- Work task:
Which of the lines below mention the word "ControlNet"? Pull each one out.
================
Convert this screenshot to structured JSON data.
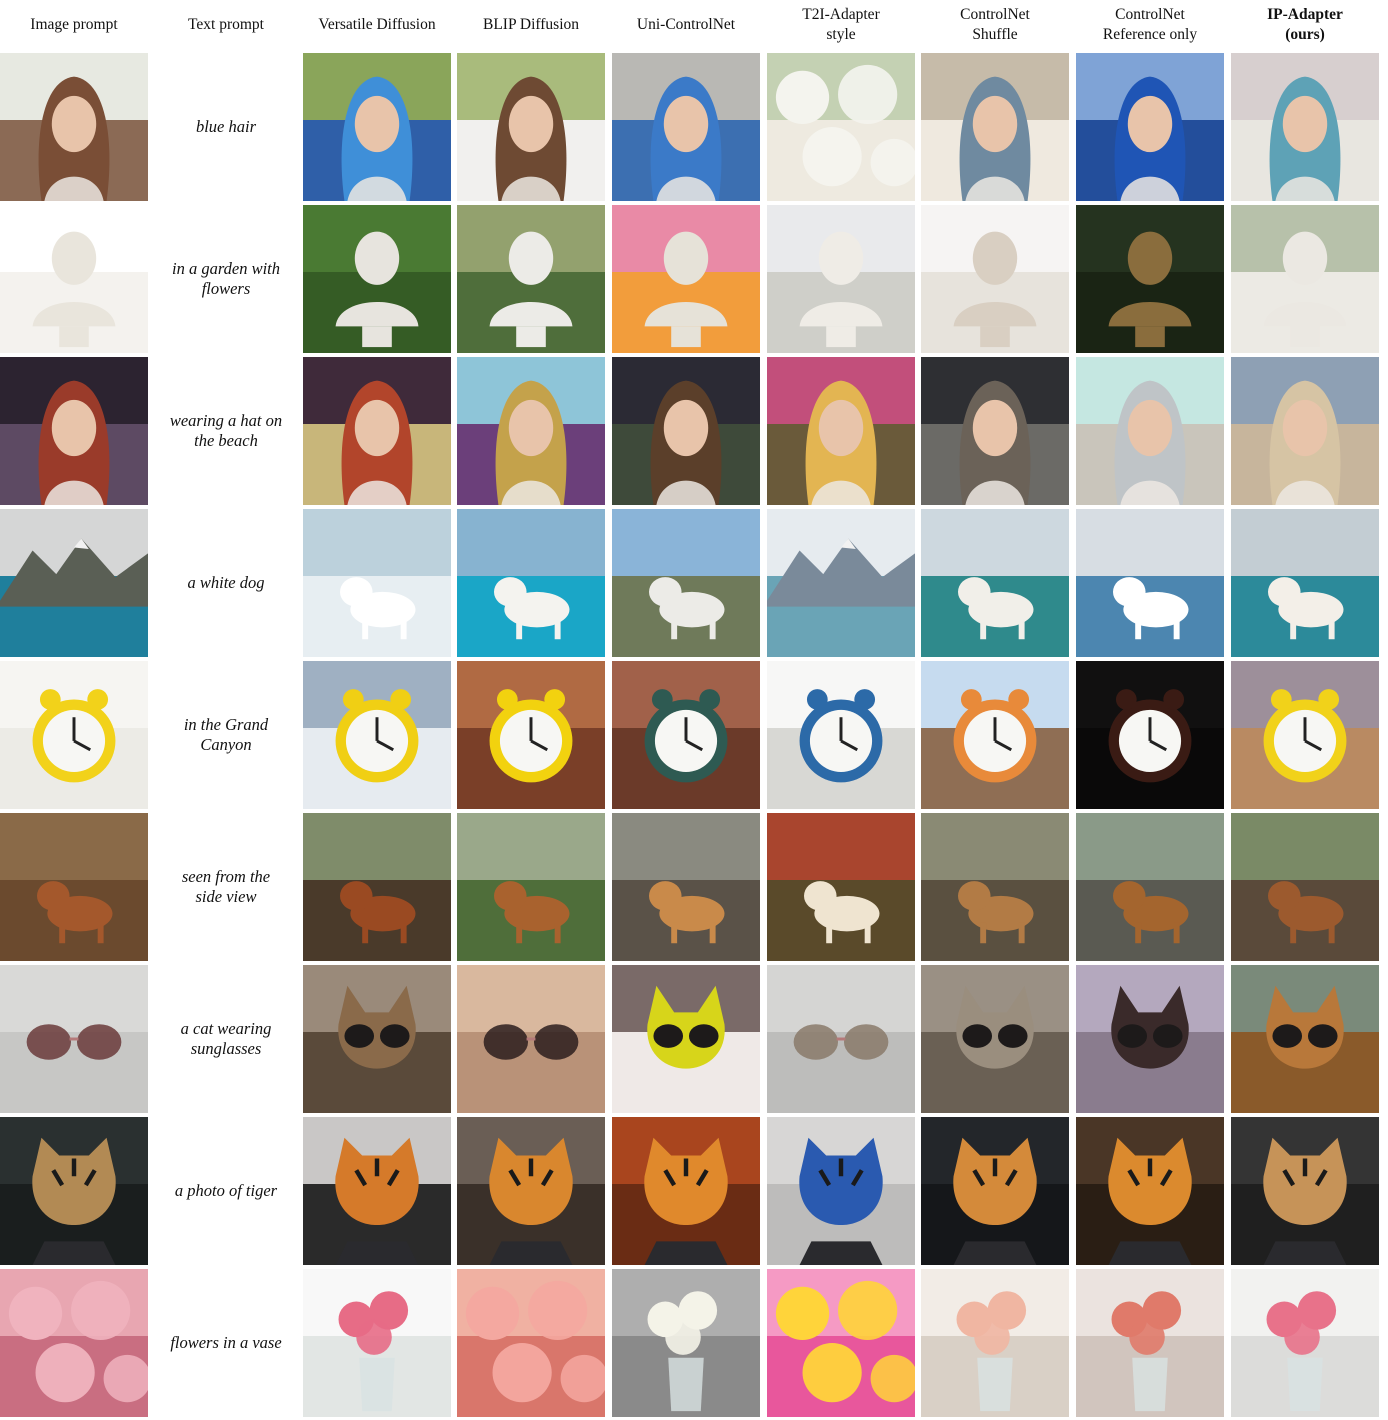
{
  "headers": [
    "Image prompt",
    "Text prompt",
    "Versatile Diffusion",
    "BLIP Diffusion",
    "Uni-ControlNet",
    "T2I-Adapter\nstyle",
    "ControlNet\nShuffle",
    "ControlNet\nReference only",
    "IP-Adapter\n(ours)"
  ],
  "rows": [
    {
      "prompt": "blue hair",
      "tiles": [
        {
          "bg": "#c9cfc0",
          "sky": "#e7e9e1",
          "ground": "#8b6a55",
          "shape": "face",
          "sc": "#7a4e36"
        },
        {
          "bg": "#6e8a4c",
          "sky": "#8aa55a",
          "ground": "#2f5fa8",
          "shape": "face",
          "sc": "#3f8fd8"
        },
        {
          "bg": "#7e9a59",
          "sky": "#a9bb7c",
          "ground": "#f1f0ee",
          "shape": "face",
          "sc": "#6e4a33"
        },
        {
          "bg": "#8a8a88",
          "sky": "#b9b8b4",
          "ground": "#3c6fb1",
          "shape": "face",
          "sc": "#3b7ac8"
        },
        {
          "bg": "#d8ddcf",
          "sky": "#c4d1b3",
          "ground": "#eeeae0",
          "shape": "flowers",
          "sc": "#f4f4ee"
        },
        {
          "bg": "#9b9283",
          "sky": "#c6bba9",
          "ground": "#efe9df",
          "shape": "face",
          "sc": "#6f8aa0"
        },
        {
          "bg": "#5d86c4",
          "sky": "#7fa3d6",
          "ground": "#234e9b",
          "shape": "face",
          "sc": "#1f55b5"
        },
        {
          "bg": "#9eae90",
          "sky": "#d7cfcf",
          "ground": "#e8e6e0",
          "shape": "face",
          "sc": "#5ea2b6"
        }
      ]
    },
    {
      "prompt": "in a garden with\nflowers",
      "tiles": [
        {
          "bg": "#ffffff",
          "sky": "#ffffff",
          "ground": "#f4f2ee",
          "shape": "bust",
          "sc": "#e9e5dc"
        },
        {
          "bg": "#3f6b2b",
          "sky": "#4a7a33",
          "ground": "#355c25",
          "shape": "bust",
          "sc": "#e7e4de"
        },
        {
          "bg": "#6b8a4c",
          "sky": "#93a16e",
          "ground": "#4f6e3b",
          "shape": "bust",
          "sc": "#ecebe7"
        },
        {
          "bg": "#2f5e24",
          "sky": "#e98aa6",
          "ground": "#f29d3c",
          "shape": "bust",
          "sc": "#e6e2d8"
        },
        {
          "bg": "#d7d9dc",
          "sky": "#e9eaec",
          "ground": "#cfcfc9",
          "shape": "bust",
          "sc": "#efece6"
        },
        {
          "bg": "#f2f0ee",
          "sky": "#f6f4f3",
          "ground": "#e7e3dc",
          "shape": "bust",
          "sc": "#d9cfc2"
        },
        {
          "bg": "#1d2a18",
          "sky": "#25331f",
          "ground": "#1a2414",
          "shape": "bust",
          "sc": "#8a6d3d"
        },
        {
          "bg": "#8a9b7a",
          "sky": "#b7c1aa",
          "ground": "#eceae4",
          "shape": "bust",
          "sc": "#ebe8e2"
        }
      ]
    },
    {
      "prompt": "wearing a hat on\nthe beach",
      "tiles": [
        {
          "bg": "#3c2f3e",
          "sky": "#2c2330",
          "ground": "#5d4a63",
          "shape": "face",
          "sc": "#9a3b2a"
        },
        {
          "bg": "#6b4a5a",
          "sky": "#3f2a3a",
          "ground": "#c8b67a",
          "shape": "face",
          "sc": "#b2452b"
        },
        {
          "bg": "#6aa0c4",
          "sky": "#8ec5d8",
          "ground": "#6b3f7a",
          "shape": "face",
          "sc": "#c4a24b"
        },
        {
          "bg": "#4e5a6a",
          "sky": "#2b2a34",
          "ground": "#3e4a3a",
          "shape": "face",
          "sc": "#5b3f2a"
        },
        {
          "bg": "#8a4a6a",
          "sky": "#c24f7b",
          "ground": "#6a5a3a",
          "shape": "face",
          "sc": "#e3b552"
        },
        {
          "bg": "#4a4a48",
          "sky": "#2e2f33",
          "ground": "#6b6a66",
          "shape": "face",
          "sc": "#6b6258"
        },
        {
          "bg": "#a6d6d0",
          "sky": "#c5e7e1",
          "ground": "#c9c5bb",
          "shape": "face",
          "sc": "#bfc4c7"
        },
        {
          "bg": "#9a8c7a",
          "sky": "#8ea0b4",
          "ground": "#c7b59c",
          "shape": "face",
          "sc": "#d6c4a4"
        }
      ]
    },
    {
      "prompt": "a white dog",
      "tiles": [
        {
          "bg": "#c9cbcd",
          "sky": "#d5d6d6",
          "ground": "#1f7f9c",
          "shape": "mountain",
          "sc": "#5a5f55"
        },
        {
          "bg": "#3b8aa8",
          "sky": "#bcd1dc",
          "ground": "#e7eef2",
          "shape": "dog",
          "sc": "#ffffff"
        },
        {
          "bg": "#2d6b45",
          "sky": "#87b3d0",
          "ground": "#1aa6c7",
          "shape": "dog",
          "sc": "#f4f3ef"
        },
        {
          "bg": "#5b8a3a",
          "sky": "#8ab4d8",
          "ground": "#6f7a5a",
          "shape": "dog",
          "sc": "#ecebe7"
        },
        {
          "bg": "#d3dbe2",
          "sky": "#e6ebef",
          "ground": "#6aa4b6",
          "shape": "mountain",
          "sc": "#7a8a9a"
        },
        {
          "bg": "#7a8f5a",
          "sky": "#cdd8df",
          "ground": "#2f8a8c",
          "shape": "dog",
          "sc": "#f1efe9"
        },
        {
          "bg": "#6e8fb3",
          "sky": "#d7dde3",
          "ground": "#4c86b0",
          "shape": "dog",
          "sc": "#ffffff"
        },
        {
          "bg": "#6e9a5a",
          "sky": "#c3cdd3",
          "ground": "#2c8a9a",
          "shape": "dog",
          "sc": "#f3efe8"
        }
      ]
    },
    {
      "prompt": "in the Grand\nCanyon",
      "tiles": [
        {
          "bg": "#f1f0ec",
          "sky": "#f6f5f2",
          "ground": "#ecebe6",
          "shape": "clock",
          "sc": "#f2d21a"
        },
        {
          "bg": "#c9d0d8",
          "sky": "#9fb0c2",
          "ground": "#e6ebf0",
          "shape": "clock",
          "sc": "#f0cf14"
        },
        {
          "bg": "#9a5a3a",
          "sky": "#b06a43",
          "ground": "#7a3f28",
          "shape": "clock",
          "sc": "#f2d20f"
        },
        {
          "bg": "#8a4f3a",
          "sky": "#a1614a",
          "ground": "#6b3a29",
          "shape": "clock",
          "sc": "#2e5a52"
        },
        {
          "bg": "#f3f3f1",
          "sky": "#f7f7f6",
          "ground": "#d8d8d4",
          "shape": "clock",
          "sc": "#2c6aa8"
        },
        {
          "bg": "#a5c7e6",
          "sky": "#c6dbef",
          "ground": "#8f6e54",
          "shape": "clock",
          "sc": "#e88a3a"
        },
        {
          "bg": "#0c0b0b",
          "sky": "#111010",
          "ground": "#0a0909",
          "shape": "clock",
          "sc": "#3a1b14"
        },
        {
          "bg": "#b6a6a6",
          "sky": "#9d8f9a",
          "ground": "#b98a62",
          "shape": "clock",
          "sc": "#f1d21a"
        }
      ]
    },
    {
      "prompt": "seen from the\nside view",
      "tiles": [
        {
          "bg": "#7a5a3a",
          "sky": "#8a6a48",
          "ground": "#6b4a2e",
          "shape": "dog",
          "sc": "#a4582c"
        },
        {
          "bg": "#5b6a4a",
          "sky": "#7f8c6a",
          "ground": "#4a3a2a",
          "shape": "dog",
          "sc": "#9a4a22"
        },
        {
          "bg": "#6a8a5a",
          "sky": "#9aa88a",
          "ground": "#4f6e3a",
          "shape": "dog",
          "sc": "#a9622e"
        },
        {
          "bg": "#6b6a62",
          "sky": "#8a8a80",
          "ground": "#5a5248",
          "shape": "dog",
          "sc": "#c98a4a"
        },
        {
          "bg": "#8a3a2a",
          "sky": "#a9452e",
          "ground": "#5a4a2a",
          "shape": "dog",
          "sc": "#efe4d0"
        },
        {
          "bg": "#6a6a58",
          "sky": "#8a8a74",
          "ground": "#5a5040",
          "shape": "dog",
          "sc": "#b27b45"
        },
        {
          "bg": "#6a7a6a",
          "sky": "#8a9a88",
          "ground": "#5a5a52",
          "shape": "dog",
          "sc": "#a4652e"
        },
        {
          "bg": "#5a6a4a",
          "sky": "#7a8a66",
          "ground": "#5a4a3a",
          "shape": "dog",
          "sc": "#9c5a2e"
        }
      ]
    },
    {
      "prompt": "a cat wearing\nsunglasses",
      "tiles": [
        {
          "bg": "#cfcfcd",
          "sky": "#d9d9d7",
          "ground": "#c7c7c5",
          "shape": "glasses",
          "sc": "#6a3a3a"
        },
        {
          "bg": "#7a6a5a",
          "sky": "#9a8a7a",
          "ground": "#5a4a3a",
          "shape": "cat",
          "sc": "#8a6a4a"
        },
        {
          "bg": "#c7a78f",
          "sky": "#d9b89e",
          "ground": "#b99278",
          "shape": "glasses",
          "sc": "#2b1d1d"
        },
        {
          "bg": "#5a4a48",
          "sky": "#7a6a68",
          "ground": "#efe9e7",
          "shape": "cat",
          "sc": "#d7d51a"
        },
        {
          "bg": "#c9c9c7",
          "sky": "#d5d5d3",
          "ground": "#bdbdbb",
          "shape": "glasses",
          "sc": "#8a7a6a"
        },
        {
          "bg": "#7a7064",
          "sky": "#9a9084",
          "ground": "#6a6054",
          "shape": "cat",
          "sc": "#9a8e7e"
        },
        {
          "bg": "#9c8fa6",
          "sky": "#b4a8be",
          "ground": "#8a7c8e",
          "shape": "cat",
          "sc": "#3a2a2a"
        },
        {
          "bg": "#5a6a5a",
          "sky": "#7a8a7a",
          "ground": "#8a5a2a",
          "shape": "cat",
          "sc": "#b8783a"
        }
      ]
    },
    {
      "prompt": "a photo of tiger",
      "tiles": [
        {
          "bg": "#1f2424",
          "sky": "#2a3030",
          "ground": "#1a1e1e",
          "shape": "tiger",
          "sc": "#b28a54"
        },
        {
          "bg": "#b7b5b4",
          "sky": "#c9c7c6",
          "ground": "#2a2a2a",
          "shape": "tiger",
          "sc": "#d57a2a"
        },
        {
          "bg": "#5a5048",
          "sky": "#6a5e55",
          "ground": "#3a3029",
          "shape": "tiger",
          "sc": "#d9872e"
        },
        {
          "bg": "#8a3a1a",
          "sky": "#a9451e",
          "ground": "#6a2c14",
          "shape": "tiger",
          "sc": "#e0892c"
        },
        {
          "bg": "#c7c6c5",
          "sky": "#d7d6d5",
          "ground": "#bdbcbb",
          "shape": "tiger",
          "sc": "#2a5ab0"
        },
        {
          "bg": "#1a1c1e",
          "sky": "#23262a",
          "ground": "#15171a",
          "shape": "tiger",
          "sc": "#d48a3a"
        },
        {
          "bg": "#3a2a1e",
          "sky": "#4a3626",
          "ground": "#2a1e14",
          "shape": "tiger",
          "sc": "#db8a2e"
        },
        {
          "bg": "#2a2a2a",
          "sky": "#343434",
          "ground": "#1f1f1f",
          "shape": "tiger",
          "sc": "#c69358"
        }
      ]
    },
    {
      "prompt": "flowers in a vase",
      "tiles": [
        {
          "bg": "#d98a9a",
          "sky": "#e8a6b1",
          "ground": "#c96e81",
          "shape": "flowers",
          "sc": "#f0b3be"
        },
        {
          "bg": "#f3f3f3",
          "sky": "#f8f8f8",
          "ground": "#e2e6e4",
          "shape": "vase",
          "sc": "#e76c86"
        },
        {
          "bg": "#e79a8a",
          "sky": "#f0b1a2",
          "ground": "#d9766b",
          "shape": "flowers",
          "sc": "#f4a8a0"
        },
        {
          "bg": "#9a9a9a",
          "sky": "#aeaeae",
          "ground": "#8a8a8a",
          "shape": "vase",
          "sc": "#f4f3e8"
        },
        {
          "bg": "#f07ab2",
          "sky": "#f59ac4",
          "ground": "#e8579c",
          "shape": "flowers",
          "sc": "#ffd43a"
        },
        {
          "bg": "#e9e2da",
          "sky": "#f2ece6",
          "ground": "#d9d0c6",
          "shape": "vase",
          "sc": "#f0b6a2"
        },
        {
          "bg": "#e1d7d2",
          "sky": "#ebe3df",
          "ground": "#d1c5be",
          "shape": "vase",
          "sc": "#e07a6a"
        },
        {
          "bg": "#ececea",
          "sky": "#f2f2f0",
          "ground": "#dcdcda",
          "shape": "vase",
          "sc": "#e8728a"
        }
      ]
    }
  ]
}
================
- Task answer:
    "Uni-ControlNet",
    "ControlNet\nShuffle",
    "ControlNet\nReference only",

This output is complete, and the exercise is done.